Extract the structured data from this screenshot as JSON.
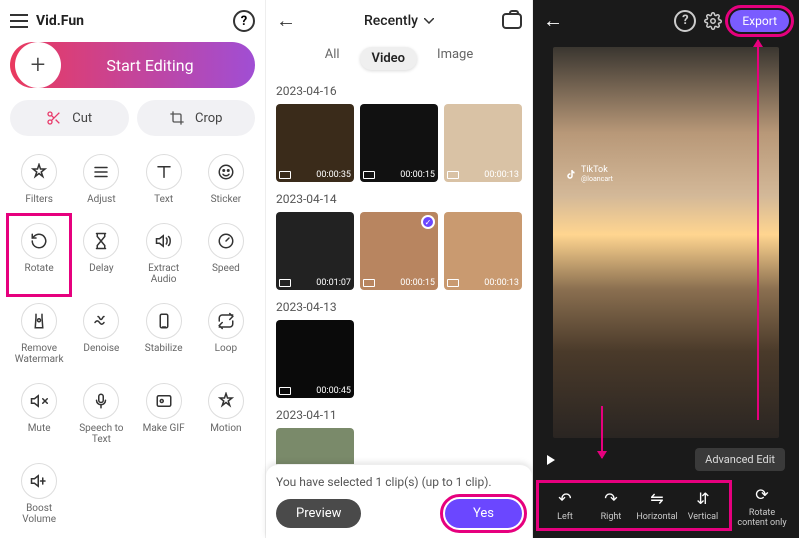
{
  "app": {
    "name": "Vid.Fun",
    "start_label": "Start Editing"
  },
  "cutcrop": {
    "cut": "Cut",
    "crop": "Crop"
  },
  "tools": [
    {
      "id": "filters",
      "label": "Filters"
    },
    {
      "id": "adjust",
      "label": "Adjust"
    },
    {
      "id": "text",
      "label": "Text"
    },
    {
      "id": "sticker",
      "label": "Sticker"
    },
    {
      "id": "rotate",
      "label": "Rotate"
    },
    {
      "id": "delay",
      "label": "Delay"
    },
    {
      "id": "extract-audio",
      "label": "Extract\nAudio"
    },
    {
      "id": "speed",
      "label": "Speed"
    },
    {
      "id": "remove-watermark",
      "label": "Remove\nWatermark"
    },
    {
      "id": "denoise",
      "label": "Denoise"
    },
    {
      "id": "stabilize",
      "label": "Stabilize"
    },
    {
      "id": "loop",
      "label": "Loop"
    },
    {
      "id": "mute",
      "label": "Mute"
    },
    {
      "id": "speech-to-text",
      "label": "Speech to\nText"
    },
    {
      "id": "make-gif",
      "label": "Make GIF"
    },
    {
      "id": "motion",
      "label": "Motion"
    },
    {
      "id": "boost-volume",
      "label": "Boost\nVolume"
    }
  ],
  "gallery": {
    "sort": "Recently",
    "tabs": {
      "all": "All",
      "video": "Video",
      "image": "Image"
    },
    "groups": [
      {
        "date": "2023-04-16",
        "items": [
          {
            "dur": "00:00:35",
            "bg": "#3a2b1a"
          },
          {
            "dur": "00:00:15",
            "bg": "#111"
          },
          {
            "dur": "00:00:13",
            "bg": "#d9c2a5"
          }
        ]
      },
      {
        "date": "2023-04-14",
        "items": [
          {
            "dur": "00:01:07",
            "bg": "#222"
          },
          {
            "dur": "00:00:15",
            "bg": "#b88560",
            "selected": true
          },
          {
            "dur": "00:00:13",
            "bg": "#c99a70"
          }
        ]
      },
      {
        "date": "2023-04-13",
        "items": [
          {
            "dur": "00:00:45",
            "bg": "#0a0a0a"
          }
        ]
      },
      {
        "date": "2023-04-11",
        "items": [
          {
            "dur": "",
            "bg": "#7a8a6a"
          }
        ]
      }
    ],
    "footer": {
      "msg": "You have selected 1 clip(s) (up to 1 clip).",
      "preview": "Preview",
      "yes": "Yes"
    }
  },
  "editor": {
    "export": "Export",
    "watermark": "TikTok",
    "watermark_user": "@loancart",
    "advanced": "Advanced Edit",
    "rot": {
      "left": "Left",
      "right": "Right",
      "horizontal": "Horizontal",
      "vertical": "Vertical",
      "content_only": "Rotate content only"
    }
  }
}
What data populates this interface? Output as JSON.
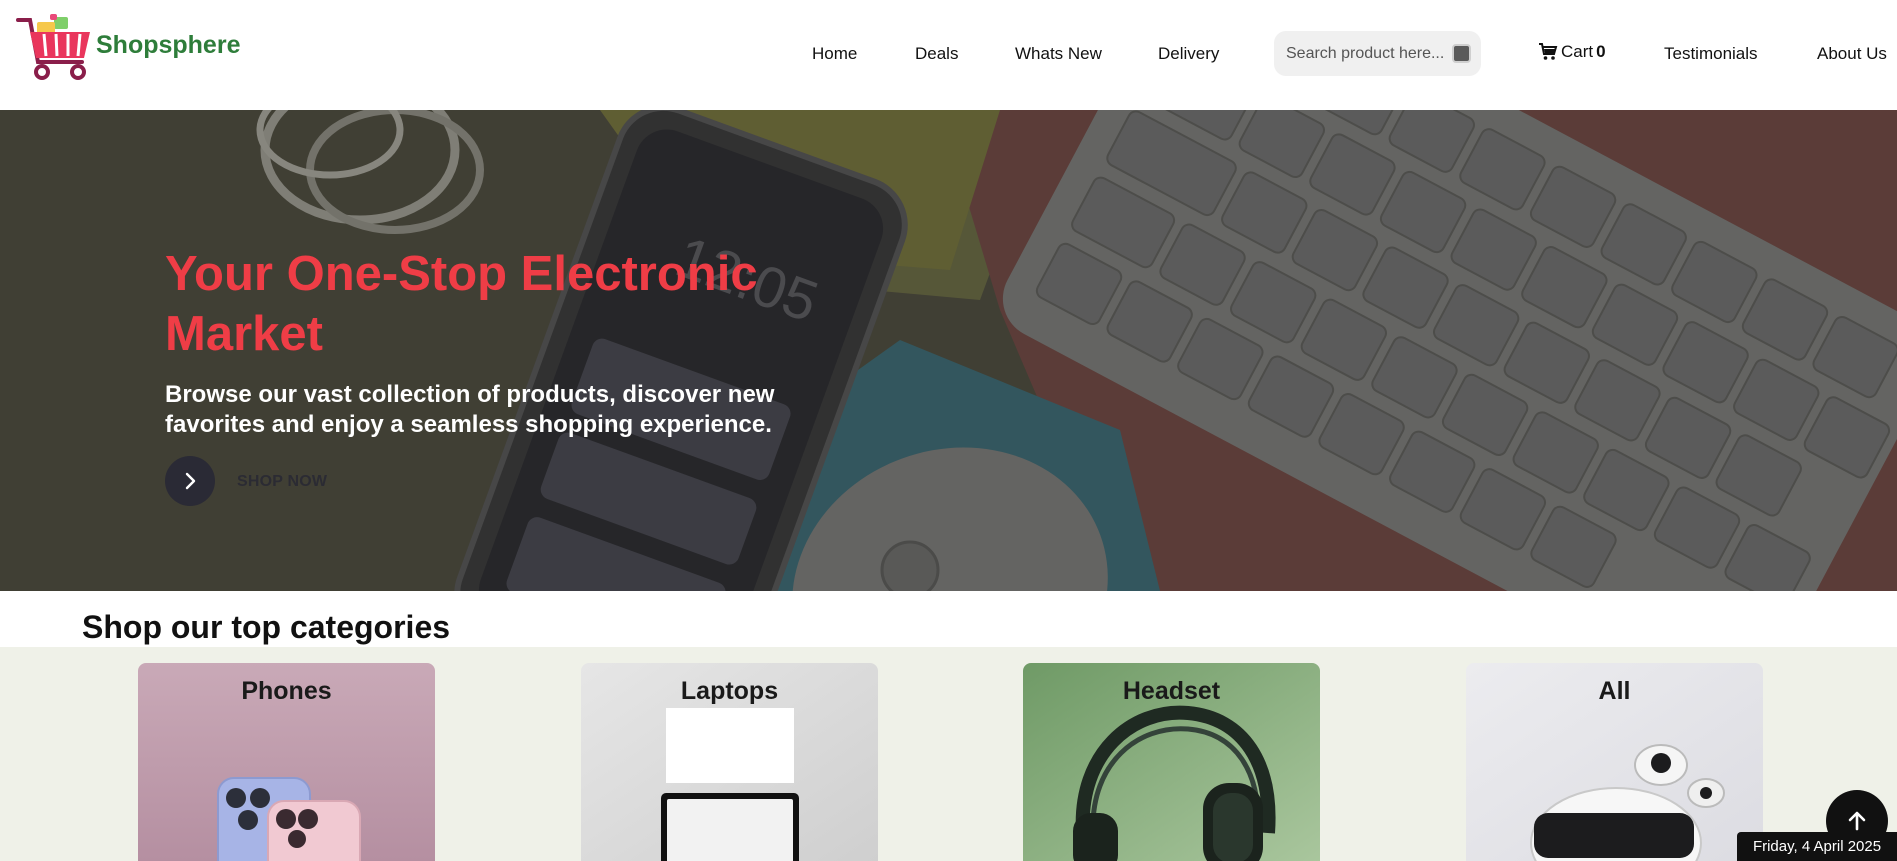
{
  "brand": {
    "name": "Shopsphere",
    "logo_icon": "shopping-cart-icon"
  },
  "nav": {
    "items": [
      {
        "label": "Home"
      },
      {
        "label": "Deals"
      },
      {
        "label": "Whats New"
      },
      {
        "label": "Delivery"
      }
    ],
    "search": {
      "placeholder": "Search product here...",
      "icon": "search-icon"
    },
    "cart": {
      "label": "Cart",
      "count": "0",
      "icon": "cart-icon"
    },
    "items_right": [
      {
        "label": "Testimonials"
      },
      {
        "label": "About Us"
      }
    ]
  },
  "hero": {
    "title": "Your One-Stop Electronic Market",
    "subtitle": "Browse our vast collection of products, discover new favorites and enjoy a seamless shopping experience.",
    "cta_label": "SHOP NOW",
    "cta_icon": "chevron-right-icon"
  },
  "categories": {
    "heading": "Shop our top categories",
    "items": [
      {
        "title": "Phones"
      },
      {
        "title": "Laptops"
      },
      {
        "title": "Headset"
      },
      {
        "title": "All"
      }
    ]
  },
  "footer": {
    "back_to_top_icon": "arrow-up-icon",
    "date": "Friday, 4 April 2025"
  },
  "colors": {
    "accent_red": "#ef3d46",
    "brand_green": "#2e7d3a",
    "category_band": "#eff1e8"
  }
}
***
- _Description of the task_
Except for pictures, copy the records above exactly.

- _Response to this task_
Extract the structured data from this screenshot as JSON.
{
  "app": {
    "name": "Vid.Fun",
    "start_label": "Start Editing"
  },
  "cutcrop": {
    "cut": "Cut",
    "crop": "Crop"
  },
  "tools": [
    {
      "id": "filters",
      "label": "Filters"
    },
    {
      "id": "adjust",
      "label": "Adjust"
    },
    {
      "id": "text",
      "label": "Text"
    },
    {
      "id": "sticker",
      "label": "Sticker"
    },
    {
      "id": "rotate",
      "label": "Rotate"
    },
    {
      "id": "delay",
      "label": "Delay"
    },
    {
      "id": "extract-audio",
      "label": "Extract\nAudio"
    },
    {
      "id": "speed",
      "label": "Speed"
    },
    {
      "id": "remove-watermark",
      "label": "Remove\nWatermark"
    },
    {
      "id": "denoise",
      "label": "Denoise"
    },
    {
      "id": "stabilize",
      "label": "Stabilize"
    },
    {
      "id": "loop",
      "label": "Loop"
    },
    {
      "id": "mute",
      "label": "Mute"
    },
    {
      "id": "speech-to-text",
      "label": "Speech to\nText"
    },
    {
      "id": "make-gif",
      "label": "Make GIF"
    },
    {
      "id": "motion",
      "label": "Motion"
    },
    {
      "id": "boost-volume",
      "label": "Boost\nVolume"
    }
  ],
  "gallery": {
    "sort": "Recently",
    "tabs": {
      "all": "All",
      "video": "Video",
      "image": "Image"
    },
    "groups": [
      {
        "date": "2023-04-16",
        "items": [
          {
            "dur": "00:00:35",
            "bg": "#3a2b1a"
          },
          {
            "dur": "00:00:15",
            "bg": "#111"
          },
          {
            "dur": "00:00:13",
            "bg": "#d9c2a5"
          }
        ]
      },
      {
        "date": "2023-04-14",
        "items": [
          {
            "dur": "00:01:07",
            "bg": "#222"
          },
          {
            "dur": "00:00:15",
            "bg": "#b88560",
            "selected": true
          },
          {
            "dur": "00:00:13",
            "bg": "#c99a70"
          }
        ]
      },
      {
        "date": "2023-04-13",
        "items": [
          {
            "dur": "00:00:45",
            "bg": "#0a0a0a"
          }
        ]
      },
      {
        "date": "2023-04-11",
        "items": [
          {
            "dur": "",
            "bg": "#7a8a6a"
          }
        ]
      }
    ],
    "footer": {
      "msg": "You have selected 1 clip(s) (up to 1 clip).",
      "preview": "Preview",
      "yes": "Yes"
    }
  },
  "editor": {
    "export": "Export",
    "watermark": "TikTok",
    "watermark_user": "@loancart",
    "advanced": "Advanced Edit",
    "rot": {
      "left": "Left",
      "right": "Right",
      "horizontal": "Horizontal",
      "vertical": "Vertical",
      "content_only": "Rotate content only"
    }
  }
}
What data populates this interface? Output as JSON.
{
  "brand": {
    "name": "Shopsphere",
    "logo_icon": "shopping-cart-icon"
  },
  "nav": {
    "items": [
      {
        "label": "Home"
      },
      {
        "label": "Deals"
      },
      {
        "label": "Whats New"
      },
      {
        "label": "Delivery"
      }
    ],
    "search": {
      "placeholder": "Search product here...",
      "icon": "search-icon"
    },
    "cart": {
      "label": "Cart",
      "count": "0",
      "icon": "cart-icon"
    },
    "items_right": [
      {
        "label": "Testimonials"
      },
      {
        "label": "About Us"
      }
    ]
  },
  "hero": {
    "title": "Your One-Stop Electronic Market",
    "subtitle": "Browse our vast collection of products, discover new favorites and enjoy a seamless shopping experience.",
    "cta_label": "SHOP NOW",
    "cta_icon": "chevron-right-icon"
  },
  "categories": {
    "heading": "Shop our top categories",
    "items": [
      {
        "title": "Phones"
      },
      {
        "title": "Laptops"
      },
      {
        "title": "Headset"
      },
      {
        "title": "All"
      }
    ]
  },
  "footer": {
    "back_to_top_icon": "arrow-up-icon",
    "date": "Friday, 4 April 2025"
  },
  "colors": {
    "accent_red": "#ef3d46",
    "brand_green": "#2e7d3a",
    "category_band": "#eff1e8"
  }
}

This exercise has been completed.